Sandy To. China's Leftover Women. Late Marriage Among Professional Women and Its Consequences. Oxon: Routledge, 2015. 199 pp. ISBN 9780415723619 (hardcover).

In a country like China, which has gone through important social, economic and political changes at a speedy pace, the institution of marriage, traditionally understood as a means to achieve procreation and social stability, has also been affected by modern views focusing on romantic love and individual autonomy. The consequence of these quick changes is that marriage and family in China may be contested fields where traditional views blend together, more or less harmoniously, with modern values. Thus, the task of finding a husband, for young women in contemporary China, could be anything but easy, as it may require compromise between personal wishes, such as pursuing a career and finding “Mr Right”, and social and family expectations requiring a woman to enter the marriage race on completion of their university studies.

Building on interviews with 50 single professional women aged 26–34, from 14 different provinces in the Greater China region, and based in Shanghai, Sandy To's book explores these contradictions by revealing the reality of late marriage amongst highly educated professional women. Commonly identified with a derogatory term, “left-over women”, these well-educated, well-paid and smart females gained public attention in the media and aroused governmental concern in China, due to the fact that, despite their “mature” age, they could not find a husband: threatening, in this way, social stability and population control.

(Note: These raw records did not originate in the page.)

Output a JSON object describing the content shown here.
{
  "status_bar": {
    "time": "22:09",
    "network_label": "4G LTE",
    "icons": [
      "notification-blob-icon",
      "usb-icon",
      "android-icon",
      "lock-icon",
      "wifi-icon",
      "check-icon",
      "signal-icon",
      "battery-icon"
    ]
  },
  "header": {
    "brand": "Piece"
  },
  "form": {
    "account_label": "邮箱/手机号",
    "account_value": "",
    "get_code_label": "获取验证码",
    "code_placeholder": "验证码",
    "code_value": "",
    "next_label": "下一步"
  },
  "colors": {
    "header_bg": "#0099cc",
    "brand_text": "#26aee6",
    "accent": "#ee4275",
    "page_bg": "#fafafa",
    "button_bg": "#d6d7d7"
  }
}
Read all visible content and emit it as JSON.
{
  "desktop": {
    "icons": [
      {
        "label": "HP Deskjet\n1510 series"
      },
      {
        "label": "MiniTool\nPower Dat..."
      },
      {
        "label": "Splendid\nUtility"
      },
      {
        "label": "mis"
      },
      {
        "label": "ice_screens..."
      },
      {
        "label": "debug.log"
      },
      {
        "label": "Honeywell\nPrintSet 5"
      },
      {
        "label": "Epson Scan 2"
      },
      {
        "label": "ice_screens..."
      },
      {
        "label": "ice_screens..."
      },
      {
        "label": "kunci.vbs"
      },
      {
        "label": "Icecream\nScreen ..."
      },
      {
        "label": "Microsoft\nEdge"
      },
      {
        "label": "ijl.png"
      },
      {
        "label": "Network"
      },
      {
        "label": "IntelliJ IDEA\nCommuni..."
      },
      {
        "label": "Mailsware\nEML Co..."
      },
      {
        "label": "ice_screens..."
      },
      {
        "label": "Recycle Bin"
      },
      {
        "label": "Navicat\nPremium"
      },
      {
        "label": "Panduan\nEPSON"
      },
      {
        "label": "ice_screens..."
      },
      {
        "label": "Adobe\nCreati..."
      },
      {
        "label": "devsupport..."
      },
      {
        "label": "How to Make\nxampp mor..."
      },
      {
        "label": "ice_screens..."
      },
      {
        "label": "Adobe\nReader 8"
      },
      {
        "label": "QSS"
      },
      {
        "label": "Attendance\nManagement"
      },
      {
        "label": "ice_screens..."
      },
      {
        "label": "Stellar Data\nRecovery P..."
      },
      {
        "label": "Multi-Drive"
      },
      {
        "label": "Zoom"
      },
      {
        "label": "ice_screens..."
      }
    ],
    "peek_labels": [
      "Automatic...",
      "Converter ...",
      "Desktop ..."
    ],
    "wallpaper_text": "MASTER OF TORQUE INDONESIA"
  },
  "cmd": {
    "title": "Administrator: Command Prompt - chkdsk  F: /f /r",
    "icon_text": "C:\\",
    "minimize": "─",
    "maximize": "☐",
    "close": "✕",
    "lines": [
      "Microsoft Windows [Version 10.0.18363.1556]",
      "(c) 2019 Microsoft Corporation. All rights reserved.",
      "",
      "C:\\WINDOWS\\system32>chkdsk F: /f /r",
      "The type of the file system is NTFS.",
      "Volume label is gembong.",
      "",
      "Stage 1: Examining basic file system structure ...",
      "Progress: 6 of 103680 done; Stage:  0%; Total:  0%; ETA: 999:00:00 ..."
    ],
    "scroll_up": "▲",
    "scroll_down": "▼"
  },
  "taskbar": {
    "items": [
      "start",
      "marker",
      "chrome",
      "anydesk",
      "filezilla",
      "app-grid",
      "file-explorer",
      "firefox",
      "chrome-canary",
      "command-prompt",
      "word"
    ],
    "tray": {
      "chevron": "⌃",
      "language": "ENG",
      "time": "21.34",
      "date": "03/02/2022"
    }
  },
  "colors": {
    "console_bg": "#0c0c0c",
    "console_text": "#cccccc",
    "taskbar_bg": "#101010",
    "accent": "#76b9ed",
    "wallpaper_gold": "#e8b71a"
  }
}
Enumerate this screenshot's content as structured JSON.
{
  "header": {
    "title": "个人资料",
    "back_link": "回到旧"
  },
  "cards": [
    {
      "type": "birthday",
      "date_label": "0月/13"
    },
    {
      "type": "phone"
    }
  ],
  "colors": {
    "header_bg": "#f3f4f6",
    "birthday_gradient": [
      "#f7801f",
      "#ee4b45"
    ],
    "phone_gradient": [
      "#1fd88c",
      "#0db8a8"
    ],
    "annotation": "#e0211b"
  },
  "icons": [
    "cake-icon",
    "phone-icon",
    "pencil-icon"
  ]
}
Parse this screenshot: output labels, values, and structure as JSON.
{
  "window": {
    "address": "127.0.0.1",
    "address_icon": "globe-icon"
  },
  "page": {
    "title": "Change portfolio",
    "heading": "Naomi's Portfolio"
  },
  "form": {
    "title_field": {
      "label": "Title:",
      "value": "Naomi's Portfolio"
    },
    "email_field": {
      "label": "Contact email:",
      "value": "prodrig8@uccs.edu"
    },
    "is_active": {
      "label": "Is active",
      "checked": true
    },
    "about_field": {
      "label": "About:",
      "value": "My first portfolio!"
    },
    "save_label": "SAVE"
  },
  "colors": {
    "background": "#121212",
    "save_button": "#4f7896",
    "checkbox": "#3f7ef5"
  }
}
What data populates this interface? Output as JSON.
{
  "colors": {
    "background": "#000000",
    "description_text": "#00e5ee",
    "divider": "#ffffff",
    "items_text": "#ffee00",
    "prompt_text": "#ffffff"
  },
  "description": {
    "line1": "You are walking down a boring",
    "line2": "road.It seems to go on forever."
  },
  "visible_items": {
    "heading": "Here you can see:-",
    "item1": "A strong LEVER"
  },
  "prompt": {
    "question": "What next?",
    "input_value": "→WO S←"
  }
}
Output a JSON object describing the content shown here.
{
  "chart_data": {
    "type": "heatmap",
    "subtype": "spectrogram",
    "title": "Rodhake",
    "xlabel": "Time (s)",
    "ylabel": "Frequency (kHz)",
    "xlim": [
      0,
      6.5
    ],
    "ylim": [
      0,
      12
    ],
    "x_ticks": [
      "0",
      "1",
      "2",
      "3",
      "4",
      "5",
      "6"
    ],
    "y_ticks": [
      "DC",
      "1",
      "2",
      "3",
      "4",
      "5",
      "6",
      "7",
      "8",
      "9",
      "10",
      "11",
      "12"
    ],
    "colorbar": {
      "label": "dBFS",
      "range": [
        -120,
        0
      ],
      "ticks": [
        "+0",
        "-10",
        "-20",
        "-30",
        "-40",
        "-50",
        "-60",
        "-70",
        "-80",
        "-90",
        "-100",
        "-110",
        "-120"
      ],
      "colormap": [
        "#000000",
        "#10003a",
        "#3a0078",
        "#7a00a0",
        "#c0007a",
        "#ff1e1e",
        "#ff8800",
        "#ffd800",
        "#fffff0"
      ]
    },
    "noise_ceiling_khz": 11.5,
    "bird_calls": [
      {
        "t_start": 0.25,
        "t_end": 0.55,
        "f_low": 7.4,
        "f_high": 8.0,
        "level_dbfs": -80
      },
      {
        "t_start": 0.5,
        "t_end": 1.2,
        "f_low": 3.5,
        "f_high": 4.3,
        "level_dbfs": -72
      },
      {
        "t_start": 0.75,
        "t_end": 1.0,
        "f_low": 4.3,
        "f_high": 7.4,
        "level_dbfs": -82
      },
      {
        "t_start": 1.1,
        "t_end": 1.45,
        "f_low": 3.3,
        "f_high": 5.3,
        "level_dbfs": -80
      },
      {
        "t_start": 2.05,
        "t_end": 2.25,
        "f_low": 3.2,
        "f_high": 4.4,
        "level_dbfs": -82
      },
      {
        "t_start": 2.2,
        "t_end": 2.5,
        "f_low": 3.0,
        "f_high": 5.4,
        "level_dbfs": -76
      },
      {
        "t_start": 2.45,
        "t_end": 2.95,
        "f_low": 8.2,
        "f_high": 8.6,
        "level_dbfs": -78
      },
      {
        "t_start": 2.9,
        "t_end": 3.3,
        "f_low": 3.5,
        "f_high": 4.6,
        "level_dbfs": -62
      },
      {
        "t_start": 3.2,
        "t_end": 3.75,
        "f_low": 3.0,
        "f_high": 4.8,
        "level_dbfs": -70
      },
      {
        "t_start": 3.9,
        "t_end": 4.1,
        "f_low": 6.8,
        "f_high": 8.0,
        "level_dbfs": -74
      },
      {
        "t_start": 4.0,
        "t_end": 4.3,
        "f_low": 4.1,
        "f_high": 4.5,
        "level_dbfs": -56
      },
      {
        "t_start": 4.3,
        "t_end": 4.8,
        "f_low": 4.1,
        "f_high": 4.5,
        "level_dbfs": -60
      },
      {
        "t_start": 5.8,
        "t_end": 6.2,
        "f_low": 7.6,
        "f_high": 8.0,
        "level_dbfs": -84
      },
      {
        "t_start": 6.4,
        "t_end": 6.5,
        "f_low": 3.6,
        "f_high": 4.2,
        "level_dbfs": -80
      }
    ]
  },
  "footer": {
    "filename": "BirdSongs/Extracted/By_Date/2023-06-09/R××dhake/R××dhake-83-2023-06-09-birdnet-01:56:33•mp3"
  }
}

The author, noticing that a majority of the women interviewed hold traditional values when the topics are marriage, marital roles and family, asks why there are still so many “left-over women” in China. Against popular assumptions tracing the cause of this phenomenon to women's will to prioritise professional ambitions over family, the author points out that the issue could be rooted in social rather than personal grounds, above all in the persistence of patriarchal beliefs as the basis of female and male choices in the field of marriage and family.

To reach this conclusion, the author unravels women's strategies in pursuit of their objective to get married and the outcome which may be generated by these actions. In this respect, the author identifies four main types of personalities amongst “left-over women”, which, however, are fluid and can change in the life course of an individual. Maximisers are those who manage to achieve both their marriage and economic goals by aiming for partners from similar backgrounds; at the other end of the scale lie traditionalists, the ones with the lowest chances of getting married, due to their conflicting views between their very traditional marriage values and their high economic achievements; in a more neutral position, satisficers may decide to compromise between career and marriage, by placing less emphasis on economic goals and choosing unconventional partnerships, for instance by “marrying down”; a last category, innovators, may opt for rather unique paths, for instance companionship, which are rather uncommon even in contemporary China. A main point emerging from the analysis is that it is not the women themselves who choose to be single, but the patriarchal and gender constraints they are subject to when confronting their suitors and partners; above all, the permanence of the ideal of female hypergamy in a society in which higher economic achievements of females are not matched by equal improvement in men's achievements. In this context, as the author stresses, “if men persist in under-marrying, then the marital opportunities for exceptionally accomplished women are even further diminished” (p. 37).

This book, built on a convincing argument and on a solid sample, is definitely of great value for researchers and students alike, interested in familiarising themselves with more recent directions in women, gender and family studies with a focus on China. Of great value also is the detailed explanation of the methodological features, sampling procedures, process of designing the research questions, and informants' demographics in the appendixes of the book.

One limitation to Sandy To's compelling and insightful analysis may be identified in the broader objective of the book. As the author states, the four categories of “left-over women” and their experiences “have served to provide unprecedented partner choice solutions for highly educated professional women who have come to face challenging courtship dilemmas in modern Chinese society” (p. 160). A critical reader may wonder whether it is necessary to find a solution to the marriage problem of “left-over women”. Above all, lacking any more in-depth argumentation beyond the above quoted sentence, the reader is left without clear details on what solutions are envisaged by the author. Beyond this questionable point, this book is an excellent piece of work offering an in-depth analysis of marriage, the courtship process, and gender inequality in contemporary urban China.

(Lara Momesso, Portsmouth University)